Sunday, January 9, 2022

The Eyes of Tammy Faye

Movie Name:
The Eyes of Tammy Faye
Year of Release: 2021
Director: Michael Showalter
Starring: Jessica Chastain, Andrew Garfield, Vincent D'Onofrio, Cherry Jones, Mark Wystrach, Sam Jaeger, Louis Cancelmi, Gabriel Olds, Fredric Lehne, Chandler Head, Dan Johnson
Genre: Drama
Score out of ten (whole numbers only): 3
View Trailer

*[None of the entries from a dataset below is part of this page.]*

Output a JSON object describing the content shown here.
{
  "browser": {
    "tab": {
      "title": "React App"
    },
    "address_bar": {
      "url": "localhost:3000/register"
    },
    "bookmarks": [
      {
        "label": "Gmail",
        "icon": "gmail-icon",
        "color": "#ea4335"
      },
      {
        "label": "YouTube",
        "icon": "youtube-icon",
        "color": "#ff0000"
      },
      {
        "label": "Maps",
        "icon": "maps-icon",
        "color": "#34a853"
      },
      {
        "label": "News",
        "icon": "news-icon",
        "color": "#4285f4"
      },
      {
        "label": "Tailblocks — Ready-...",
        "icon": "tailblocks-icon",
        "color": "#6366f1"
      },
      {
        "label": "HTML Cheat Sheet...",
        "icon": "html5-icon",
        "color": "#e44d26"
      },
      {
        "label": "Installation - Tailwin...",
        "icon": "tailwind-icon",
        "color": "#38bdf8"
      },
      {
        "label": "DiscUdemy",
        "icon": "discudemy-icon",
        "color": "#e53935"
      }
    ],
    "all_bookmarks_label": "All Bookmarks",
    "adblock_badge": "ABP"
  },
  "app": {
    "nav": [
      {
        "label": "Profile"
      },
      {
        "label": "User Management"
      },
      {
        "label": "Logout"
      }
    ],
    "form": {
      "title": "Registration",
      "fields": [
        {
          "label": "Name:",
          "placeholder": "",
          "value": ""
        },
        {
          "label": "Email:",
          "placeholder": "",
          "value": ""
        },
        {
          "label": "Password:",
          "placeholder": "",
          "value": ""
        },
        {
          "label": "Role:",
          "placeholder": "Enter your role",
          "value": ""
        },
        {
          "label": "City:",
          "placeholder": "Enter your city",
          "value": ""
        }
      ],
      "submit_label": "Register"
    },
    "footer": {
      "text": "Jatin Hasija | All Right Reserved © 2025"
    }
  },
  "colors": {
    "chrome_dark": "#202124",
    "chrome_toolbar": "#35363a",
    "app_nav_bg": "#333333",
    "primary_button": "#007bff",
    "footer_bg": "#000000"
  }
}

Synopsis and Review:
Multi talented actor/writer/producer and director Michael Showalter is back, following his breakthrough with the well received "The Big Sick", and his more recent and less successful "The Lovebirds". "The Eyes of Tammy Faye" is based on the solid documentary of the same name from Fenton Bailey and Randy Barbato, who have directed other well known documentaries such as "Inside Deep Throat", "Party Monster" and "Mapplethorpe: Look at the Pictures". The film narrates the life of Tammy Faye LaValley, as she grows up and has her connection with church and religion. In the 60s while studying at a Bible College, she meets Jim Bakker, whom she gets infatuated with, leading to an early marriage, even before she's 20 years old. As they move to South Carolina to begin their ministry, they also start a puppet show on Pat Robertson's Christian Broadcasting Network, which steadily gets them more and more recognition. As their popularity starts soaring, some cracks in their marriage start showing. They eventually start their own program, the PLT Club, which again quickly soars in popularity, allowing them to create their own network, and start funding a series of initiatives, including theme parks, retreats, all with a Christian motif. Tammy in the meantime has two children, continues singing and releasing music, but feels abandoned by Jim, who is always involved in his own business (and other diverse) affairs. As some indiscretions, both from Tammy and Jim catch up with them, the empire they so diligently worked to build starts to cave in.
As I watched this film I was instantly reminded of Gus Van Sant's "Milk", which also had a celebrated documentary sibling, "The Times of Harvey Milk" from director Rob Epstein. I was also reminded how much I loved Gus Van Sant's take on Harvey Milk, since he didn't try to mimic the documentary, he built a narrative around that particular character, and infused the story with a variety of characters which brought both color and dimension to the challenges, loves and ultimate tragic death of that character. It is a film that empathizes with the central character, humanizing it, never falling trap of being condescending or making the character likable or saint-like. "The Eyes of Tammy Faye" is somewhat of a different direction. For all the investment that is placed on rebuilding the world in which these characters live, the film never truly manages to remove this judgmental stance on the characters, almost poking fun at who they are. Somewhere during the process of adapting the documentary to a fictional narrative, something got lost, and what ends up being displayed aren't actual people with longing, challenges, pain or getting through the absurdities of life. The film plays more like an elaborate and glossy film of the week, one that lacks humanity and emotional truth about who Tammy and Jim were at that point in time, what they wanted out of their lives, their relationship and ultimately themselves. It's a bauble of a film, which seems to exist to validate Jessica Chastain's pursuit of more awards (she was far better in Kathryn Bigelow's "Zero Dark Thirty" and even Aaron Sorkin's "Molly's Game"), the same going for Andrew Garfield (who was so good in Martin Scorsese's "Silence" and David Fincher's "The Social Network"). Cherry Jones and Vincent D'Onofrio manage to bring some grit and dimension to the film, but ultimately this a feature that feels superficial, and more shockingly so, unnecessary.